Pull each line with the string "JSON" from the entries.

_Data records:_
((
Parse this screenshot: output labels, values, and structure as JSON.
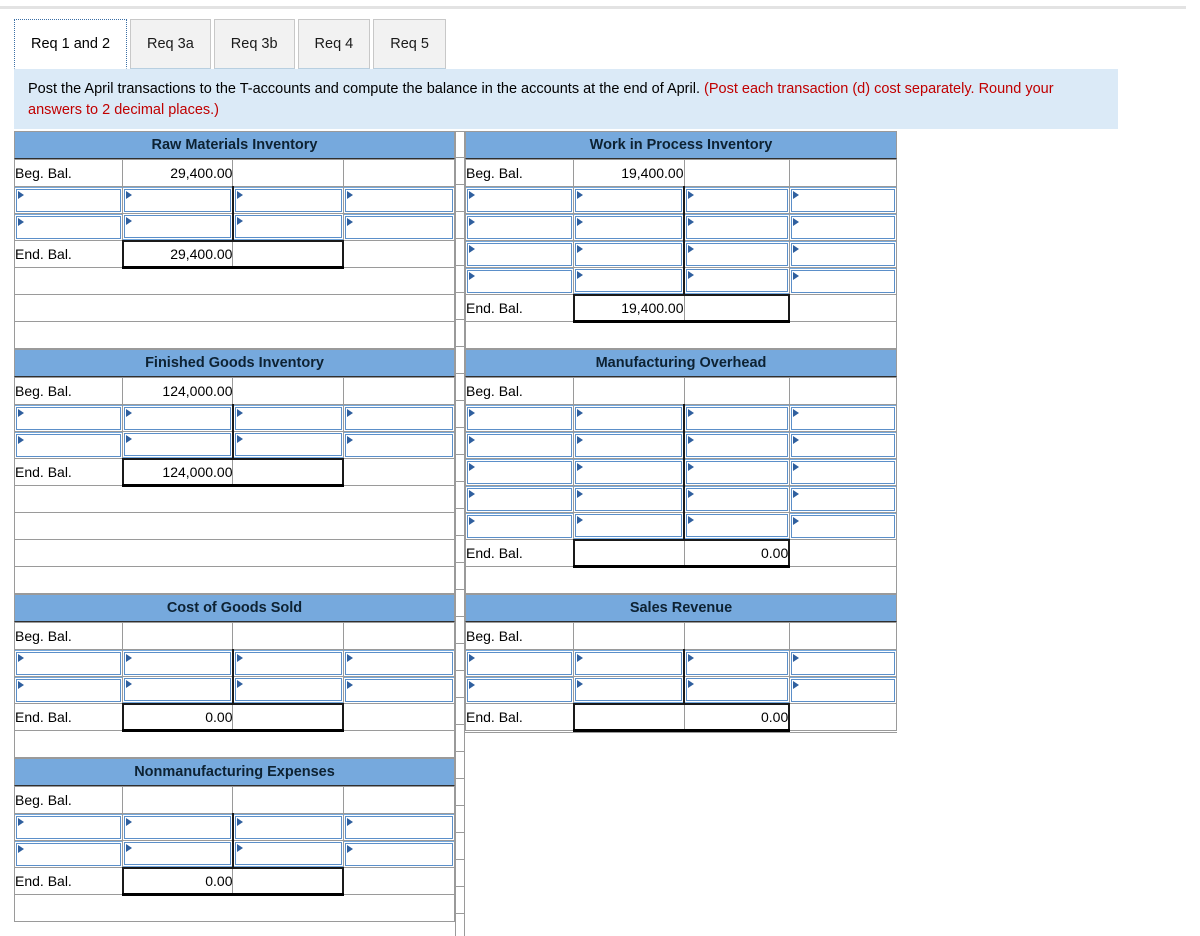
{
  "tabs": [
    {
      "label": "Req 1 and 2",
      "active": true
    },
    {
      "label": "Req 3a",
      "active": false
    },
    {
      "label": "Req 3b",
      "active": false
    },
    {
      "label": "Req 4",
      "active": false
    },
    {
      "label": "Req 5",
      "active": false
    }
  ],
  "instruction": {
    "main": "Post the April transactions to the T-accounts and compute the balance in the accounts at the end of April.",
    "hint": "(Post each transaction (d) cost separately. Round your answers to 2 decimal places.)"
  },
  "labels": {
    "beg_bal": "Beg. Bal.",
    "end_bal": "End. Bal."
  },
  "colors": {
    "header_blue": "#76a9dd",
    "banner_blue": "#dbeaf7",
    "hint_red": "#c00000",
    "field_border": "#5b8fc9",
    "marker_blue": "#2f5f9e"
  },
  "accounts": {
    "raw_materials": {
      "title": "Raw Materials Inventory",
      "beg_bal_debit": "29,400.00",
      "beg_bal_credit": "",
      "input_rows": 2,
      "end_bal_debit": "29,400.00",
      "end_bal_credit": "",
      "trailing_blank_rows": 3
    },
    "work_in_process": {
      "title": "Work in Process Inventory",
      "beg_bal_debit": "19,400.00",
      "beg_bal_credit": "",
      "input_rows": 4,
      "end_bal_debit": "19,400.00",
      "end_bal_credit": "",
      "trailing_blank_rows": 1
    },
    "finished_goods": {
      "title": "Finished Goods Inventory",
      "beg_bal_debit": "124,000.00",
      "beg_bal_credit": "",
      "input_rows": 2,
      "end_bal_debit": "124,000.00",
      "end_bal_credit": "",
      "trailing_blank_rows": 4
    },
    "manufacturing_overhead": {
      "title": "Manufacturing Overhead",
      "beg_bal_debit": "",
      "beg_bal_credit": "",
      "input_rows": 5,
      "end_bal_debit": "",
      "end_bal_credit": "0.00",
      "trailing_blank_rows": 1
    },
    "cost_of_goods_sold": {
      "title": "Cost of Goods Sold",
      "beg_bal_debit": "",
      "beg_bal_credit": "",
      "input_rows": 2,
      "end_bal_debit": "0.00",
      "end_bal_credit": "",
      "trailing_blank_rows": 1
    },
    "sales_revenue": {
      "title": "Sales Revenue",
      "beg_bal_debit": "",
      "beg_bal_credit": "",
      "input_rows": 2,
      "end_bal_debit": "",
      "end_bal_credit": "0.00",
      "trailing_blank_rows": 0
    },
    "nonmanufacturing_expenses": {
      "title": "Nonmanufacturing Expenses",
      "beg_bal_debit": "",
      "beg_bal_credit": "",
      "input_rows": 2,
      "end_bal_debit": "0.00",
      "end_bal_credit": "",
      "trailing_blank_rows": 1
    }
  }
}
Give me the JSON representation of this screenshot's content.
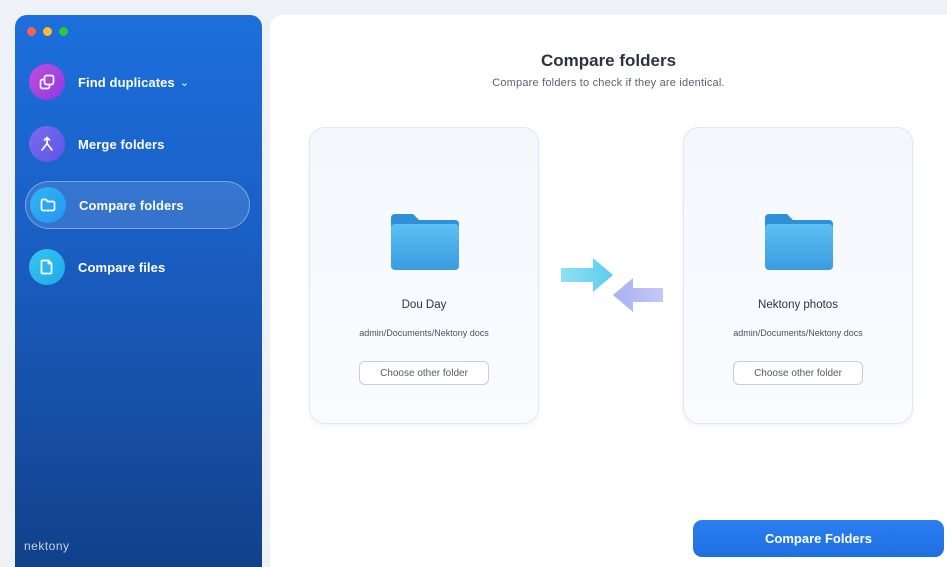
{
  "window": {
    "traffic_lights": [
      "close",
      "minimize",
      "zoom"
    ]
  },
  "sidebar": {
    "items": [
      {
        "label": "Find duplicates",
        "icon": "duplicate-icon",
        "has_dropdown": true,
        "active": false
      },
      {
        "label": "Merge folders",
        "icon": "merge-icon",
        "active": false
      },
      {
        "label": "Compare folders",
        "icon": "folder-icon",
        "active": true
      },
      {
        "label": "Compare files",
        "icon": "file-icon",
        "active": false
      }
    ],
    "brand": "nektony"
  },
  "main": {
    "title": "Compare folders",
    "subtitle": "Compare folders to check if they are identical.",
    "left_folder": {
      "name": "Dou Day",
      "path": "admin/Documents/Nektony docs",
      "button_label": "Choose other folder"
    },
    "right_folder": {
      "name": "Nektony photos",
      "path": "admin/Documents/Nektony docs",
      "button_label": "Choose other folder"
    },
    "compare_button": "Compare Folders"
  },
  "colors": {
    "sidebar_top": "#1c6fdc",
    "sidebar_bottom": "#10418b",
    "accent": "#2b7ff0",
    "folder_blue": "#4aaee8"
  }
}
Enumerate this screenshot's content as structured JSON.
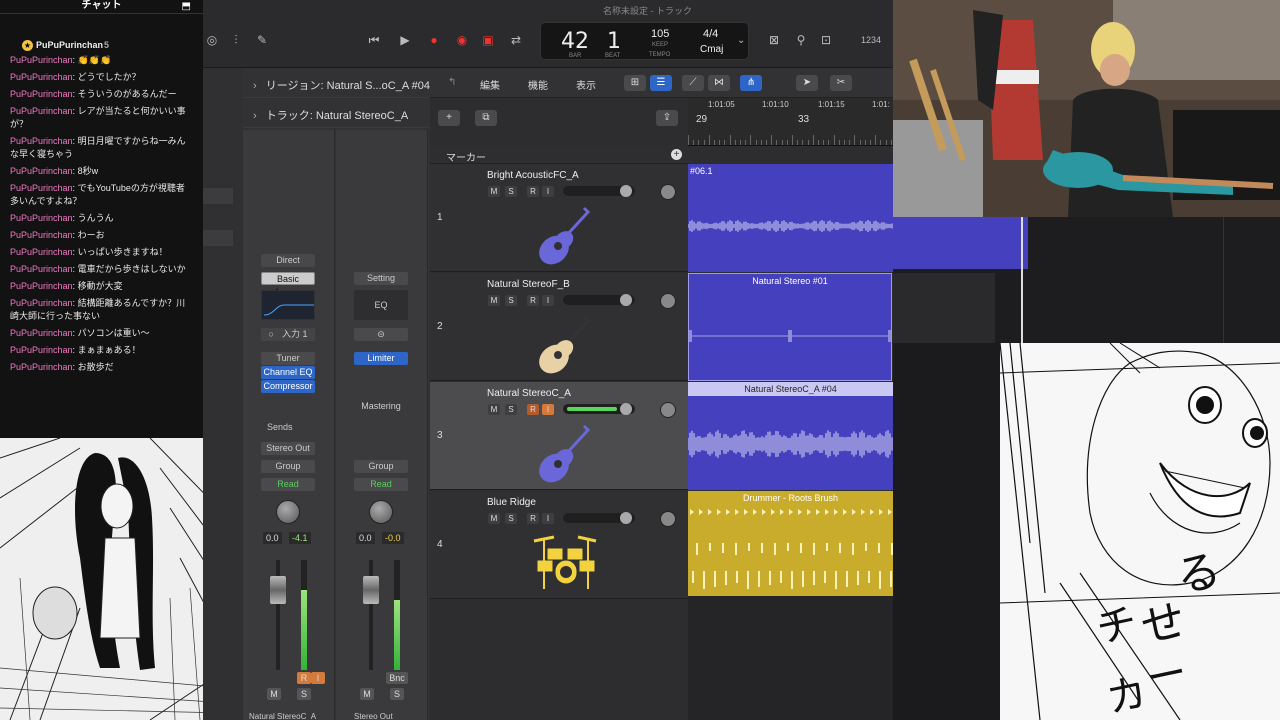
{
  "chat": {
    "title": "チャット",
    "pinned_user": "PuPuPurinchan",
    "pinned_count": "5",
    "messages": [
      {
        "user": "PuPuPurinchan",
        "text": "👏👏👏"
      },
      {
        "user": "PuPuPurinchan",
        "text": "どうでしたか？"
      },
      {
        "user": "PuPuPurinchan",
        "text": "そういうのがあるんだー"
      },
      {
        "user": "PuPuPurinchan",
        "text": "レアが当たると何かいい事が？"
      },
      {
        "user": "PuPuPurinchan",
        "text": "明日月曜ですからね一みんな早く寝ちゃう"
      },
      {
        "user": "PuPuPurinchan",
        "text": "8秒w"
      },
      {
        "user": "PuPuPurinchan",
        "text": "でもYouTubeの方が視聴者多いんですよね？"
      },
      {
        "user": "PuPuPurinchan",
        "text": "うんうん"
      },
      {
        "user": "PuPuPurinchan",
        "text": "わーお"
      },
      {
        "user": "PuPuPurinchan",
        "text": "いっぱい歩きますね！"
      },
      {
        "user": "PuPuPurinchan",
        "text": "電車だから歩きはしないか"
      },
      {
        "user": "PuPuPurinchan",
        "text": "移動が大変"
      },
      {
        "user": "PuPuPurinchan",
        "text": "結構距離あるんですか？川崎大師に行った事ない"
      },
      {
        "user": "PuPuPurinchan",
        "text": "パソコンは重い〜"
      },
      {
        "user": "PuPuPurinchan",
        "text": "まぁまぁある！"
      },
      {
        "user": "PuPuPurinchan",
        "text": "お散歩だ"
      }
    ]
  },
  "daw": {
    "window_title": "名称未設定 - トラック",
    "lcd": {
      "bar": "42",
      "beat": "1",
      "bar_label": "BAR",
      "beat_label": "BEAT",
      "tempo": "105",
      "keep": "KEEP",
      "tempo_label": "TEMPO",
      "time_sig": "4/4",
      "key": "Cmaj"
    },
    "counter": "1234",
    "inspector": {
      "region_label": "リージョン: Natural S...oC_A #04",
      "track_label": "トラック: Natural StereoC_A"
    },
    "strip1": {
      "direct": "Direct",
      "preset": "Basic Acou...",
      "input": "入力 1",
      "tuner": "Tuner",
      "eq": "Channel EQ",
      "comp": "Compressor",
      "sends": "Sends",
      "output": "Stereo Out",
      "group": "Group",
      "read": "Read",
      "pan_value": "0.0",
      "level": "-4.1",
      "r": "R",
      "i": "I",
      "m": "M",
      "s": "S",
      "name": "Natural StereoC_A"
    },
    "strip2": {
      "setting": "Setting",
      "eq": "EQ",
      "limiter": "Limiter",
      "mastering": "Mastering",
      "group": "Group",
      "read": "Read",
      "pan_value": "0.0",
      "level": "-0.0",
      "bnc": "Bnc",
      "m": "M",
      "s": "S",
      "name": "Stereo Out"
    },
    "menus": {
      "edit": "編集",
      "function": "機能",
      "view": "表示"
    },
    "marker": "マーカー",
    "ruler": {
      "times": [
        "1:01:05",
        "1:01:10",
        "1:01:15",
        "1:01:"
      ],
      "bars": [
        "29",
        "33"
      ]
    },
    "tracks": [
      {
        "num": "1",
        "name": "Bright AcousticFC_A",
        "icon": "acoustic-guitar-icon",
        "region": "#06.1"
      },
      {
        "num": "2",
        "name": "Natural StereoF_B",
        "icon": "classical-guitar-icon",
        "region": "Natural Stereo #01"
      },
      {
        "num": "3",
        "name": "Natural StereoC_A",
        "icon": "acoustic-guitar-icon",
        "region": "Natural StereoC_A #04"
      },
      {
        "num": "4",
        "name": "Blue Ridge",
        "icon": "drum-kit-icon",
        "region": "Drummer - Roots Brush"
      }
    ],
    "track_buttons": {
      "m": "M",
      "s": "S",
      "r": "R",
      "i": "I"
    }
  },
  "colors": {
    "audio_region": "#4540bd",
    "drummer_region": "#c9ac2c",
    "chat_user": "#f07bc2"
  }
}
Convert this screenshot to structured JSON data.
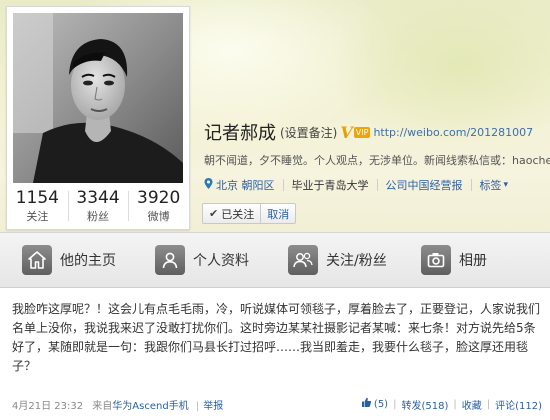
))
_Response to the task:_
Parse this screenshot: output labels, values, and structure as JSON.
Give me the JSON representation of this screenshot's content.
Enumerate this screenshot's content as structured JSON.
Convert this screenshot to structured JSON data.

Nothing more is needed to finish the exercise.